▶ **YOUR OBJECTIVE**
Restate all the lines below word for word, but omit the pictures.

▶ **RAW DATA**
● ● ● ● ●
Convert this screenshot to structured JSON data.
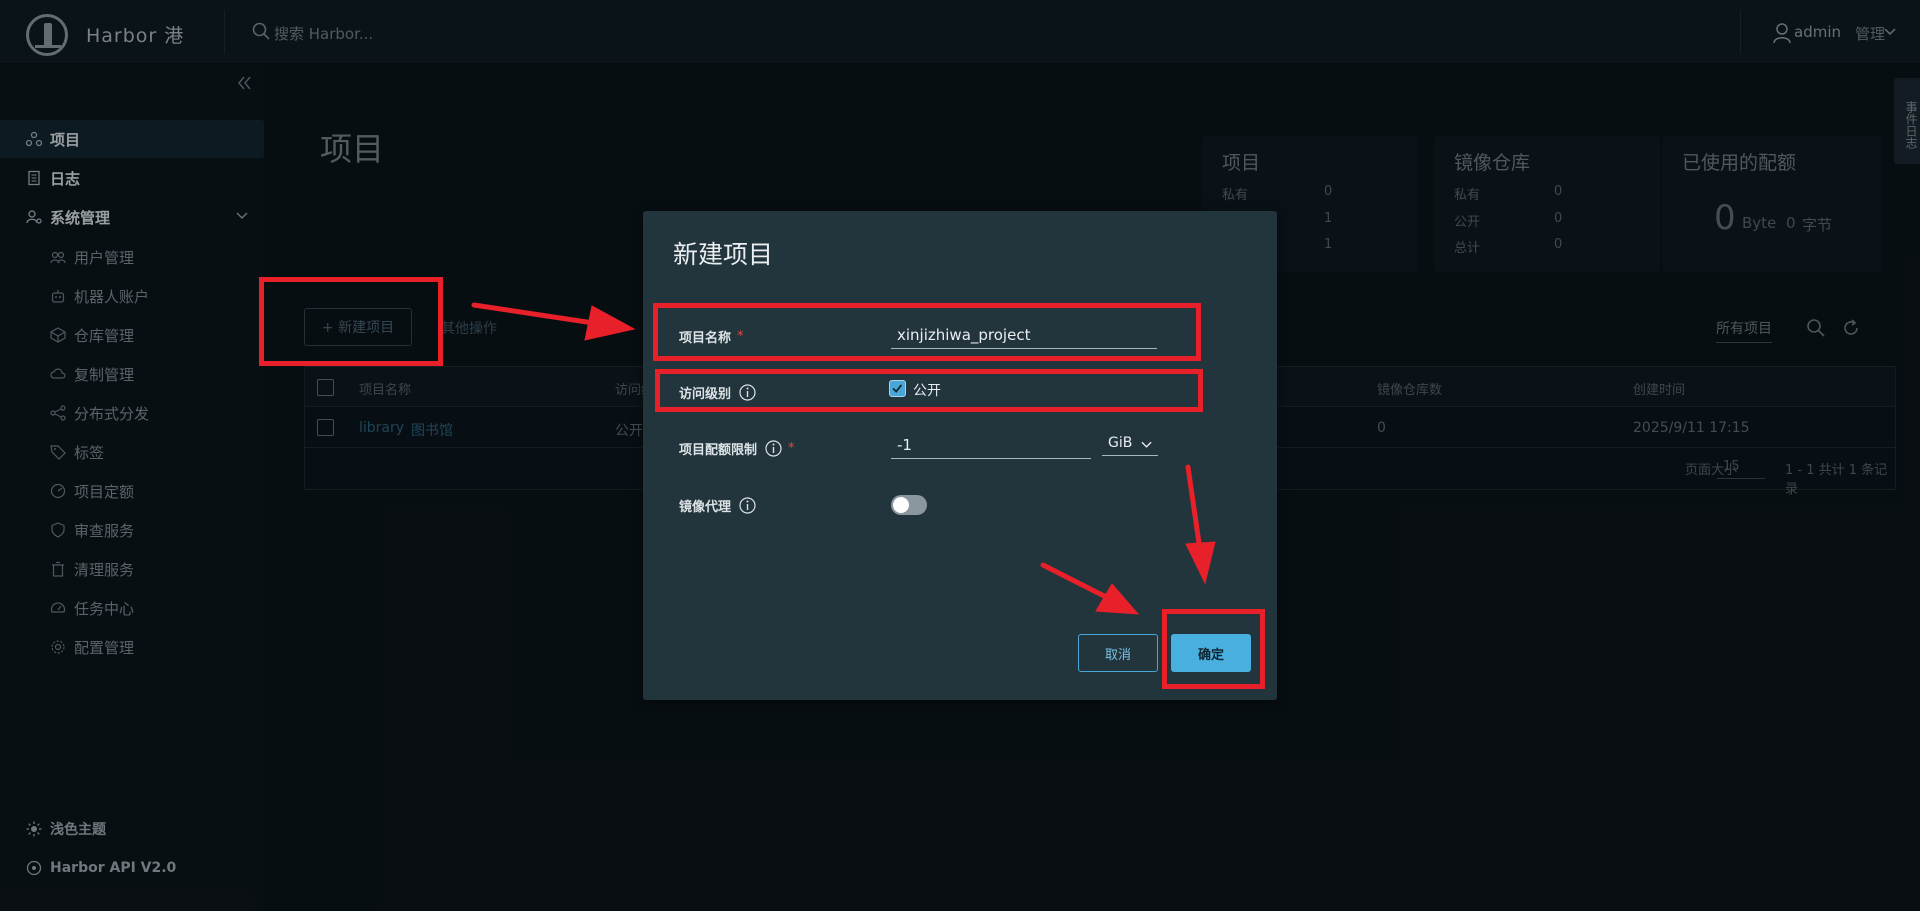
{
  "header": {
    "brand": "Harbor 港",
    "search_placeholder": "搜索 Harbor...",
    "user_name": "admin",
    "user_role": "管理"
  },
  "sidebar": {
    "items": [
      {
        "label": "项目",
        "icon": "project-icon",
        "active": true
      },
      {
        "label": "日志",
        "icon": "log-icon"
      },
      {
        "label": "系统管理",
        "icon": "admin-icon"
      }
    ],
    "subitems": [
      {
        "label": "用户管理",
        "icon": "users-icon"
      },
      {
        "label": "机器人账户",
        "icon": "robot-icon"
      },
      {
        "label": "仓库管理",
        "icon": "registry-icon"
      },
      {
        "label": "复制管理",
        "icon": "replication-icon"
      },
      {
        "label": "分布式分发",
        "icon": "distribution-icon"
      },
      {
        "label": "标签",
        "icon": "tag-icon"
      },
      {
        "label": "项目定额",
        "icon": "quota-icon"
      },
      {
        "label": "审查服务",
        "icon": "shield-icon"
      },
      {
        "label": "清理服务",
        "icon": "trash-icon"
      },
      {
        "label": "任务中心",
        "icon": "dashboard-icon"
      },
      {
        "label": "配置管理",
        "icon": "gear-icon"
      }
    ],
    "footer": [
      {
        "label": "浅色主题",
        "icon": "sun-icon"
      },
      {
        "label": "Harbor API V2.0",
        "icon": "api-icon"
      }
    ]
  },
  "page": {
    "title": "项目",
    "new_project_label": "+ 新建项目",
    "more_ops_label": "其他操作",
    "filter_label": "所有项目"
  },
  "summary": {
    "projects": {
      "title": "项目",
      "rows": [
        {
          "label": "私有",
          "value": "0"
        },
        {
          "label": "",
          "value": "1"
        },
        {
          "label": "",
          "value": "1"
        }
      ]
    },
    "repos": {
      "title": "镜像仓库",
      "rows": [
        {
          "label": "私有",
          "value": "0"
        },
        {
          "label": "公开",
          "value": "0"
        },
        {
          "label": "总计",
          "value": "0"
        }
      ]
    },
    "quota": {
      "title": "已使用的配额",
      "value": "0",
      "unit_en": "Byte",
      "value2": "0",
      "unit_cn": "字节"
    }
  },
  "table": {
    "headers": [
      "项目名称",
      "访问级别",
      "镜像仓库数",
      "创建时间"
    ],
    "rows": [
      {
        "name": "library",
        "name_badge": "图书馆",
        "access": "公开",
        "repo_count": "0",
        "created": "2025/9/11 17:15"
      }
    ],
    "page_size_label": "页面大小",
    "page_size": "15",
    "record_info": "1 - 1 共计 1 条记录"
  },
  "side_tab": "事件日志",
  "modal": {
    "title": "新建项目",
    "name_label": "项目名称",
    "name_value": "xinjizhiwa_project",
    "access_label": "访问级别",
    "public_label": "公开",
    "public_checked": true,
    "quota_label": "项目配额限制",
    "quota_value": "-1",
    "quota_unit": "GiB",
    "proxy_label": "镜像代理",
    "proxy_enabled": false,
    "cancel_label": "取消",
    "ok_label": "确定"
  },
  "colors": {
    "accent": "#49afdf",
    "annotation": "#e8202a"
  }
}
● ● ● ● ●
▶ **TASK SOLUTION**
Convert this screenshot to structured JSON data.
{
  "header": {
    "brand": "Harbor 港",
    "search_placeholder": "搜索 Harbor...",
    "user_name": "admin",
    "user_role": "管理"
  },
  "sidebar": {
    "items": [
      {
        "label": "项目",
        "icon": "project-icon",
        "active": true
      },
      {
        "label": "日志",
        "icon": "log-icon"
      },
      {
        "label": "系统管理",
        "icon": "admin-icon"
      }
    ],
    "subitems": [
      {
        "label": "用户管理",
        "icon": "users-icon"
      },
      {
        "label": "机器人账户",
        "icon": "robot-icon"
      },
      {
        "label": "仓库管理",
        "icon": "registry-icon"
      },
      {
        "label": "复制管理",
        "icon": "replication-icon"
      },
      {
        "label": "分布式分发",
        "icon": "distribution-icon"
      },
      {
        "label": "标签",
        "icon": "tag-icon"
      },
      {
        "label": "项目定额",
        "icon": "quota-icon"
      },
      {
        "label": "审查服务",
        "icon": "shield-icon"
      },
      {
        "label": "清理服务",
        "icon": "trash-icon"
      },
      {
        "label": "任务中心",
        "icon": "dashboard-icon"
      },
      {
        "label": "配置管理",
        "icon": "gear-icon"
      }
    ],
    "footer": [
      {
        "label": "浅色主题",
        "icon": "sun-icon"
      },
      {
        "label": "Harbor API V2.0",
        "icon": "api-icon"
      }
    ]
  },
  "page": {
    "title": "项目",
    "new_project_label": "+ 新建项目",
    "more_ops_label": "其他操作",
    "filter_label": "所有项目"
  },
  "summary": {
    "projects": {
      "title": "项目",
      "rows": [
        {
          "label": "私有",
          "value": "0"
        },
        {
          "label": "",
          "value": "1"
        },
        {
          "label": "",
          "value": "1"
        }
      ]
    },
    "repos": {
      "title": "镜像仓库",
      "rows": [
        {
          "label": "私有",
          "value": "0"
        },
        {
          "label": "公开",
          "value": "0"
        },
        {
          "label": "总计",
          "value": "0"
        }
      ]
    },
    "quota": {
      "title": "已使用的配额",
      "value": "0",
      "unit_en": "Byte",
      "value2": "0",
      "unit_cn": "字节"
    }
  },
  "table": {
    "headers": [
      "项目名称",
      "访问级别",
      "镜像仓库数",
      "创建时间"
    ],
    "rows": [
      {
        "name": "library",
        "name_badge": "图书馆",
        "access": "公开",
        "repo_count": "0",
        "created": "2025/9/11 17:15"
      }
    ],
    "page_size_label": "页面大小",
    "page_size": "15",
    "record_info": "1 - 1 共计 1 条记录"
  },
  "side_tab": "事件日志",
  "modal": {
    "title": "新建项目",
    "name_label": "项目名称",
    "name_value": "xinjizhiwa_project",
    "access_label": "访问级别",
    "public_label": "公开",
    "public_checked": true,
    "quota_label": "项目配额限制",
    "quota_value": "-1",
    "quota_unit": "GiB",
    "proxy_label": "镜像代理",
    "proxy_enabled": false,
    "cancel_label": "取消",
    "ok_label": "确定"
  },
  "colors": {
    "accent": "#49afdf",
    "annotation": "#e8202a"
  }
}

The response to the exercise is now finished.